WHAT IS EXPECTED: From the listing below, pull out every line where the string "单眼皮的小黄豆" appears.

MATERIALS PROVIDED:
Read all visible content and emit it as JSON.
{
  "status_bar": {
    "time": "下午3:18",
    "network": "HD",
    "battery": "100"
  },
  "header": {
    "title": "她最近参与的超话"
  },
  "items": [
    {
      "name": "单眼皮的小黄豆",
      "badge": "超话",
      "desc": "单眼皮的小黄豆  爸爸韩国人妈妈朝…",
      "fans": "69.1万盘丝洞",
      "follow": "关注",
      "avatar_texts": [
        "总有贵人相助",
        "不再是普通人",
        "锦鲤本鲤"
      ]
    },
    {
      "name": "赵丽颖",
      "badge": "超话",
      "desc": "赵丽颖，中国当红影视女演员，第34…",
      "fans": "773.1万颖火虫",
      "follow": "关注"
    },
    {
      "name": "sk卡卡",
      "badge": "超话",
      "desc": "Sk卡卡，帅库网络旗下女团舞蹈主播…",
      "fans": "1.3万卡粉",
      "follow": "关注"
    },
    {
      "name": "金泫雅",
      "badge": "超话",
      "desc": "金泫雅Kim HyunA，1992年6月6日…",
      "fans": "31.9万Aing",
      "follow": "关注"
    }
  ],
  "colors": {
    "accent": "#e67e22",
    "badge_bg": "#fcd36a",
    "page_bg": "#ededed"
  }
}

RESULT FOR THIS TASK:
      "name": "单眼皮的小黄豆",
      "desc": "单眼皮的小黄豆  爸爸韩国人妈妈朝…",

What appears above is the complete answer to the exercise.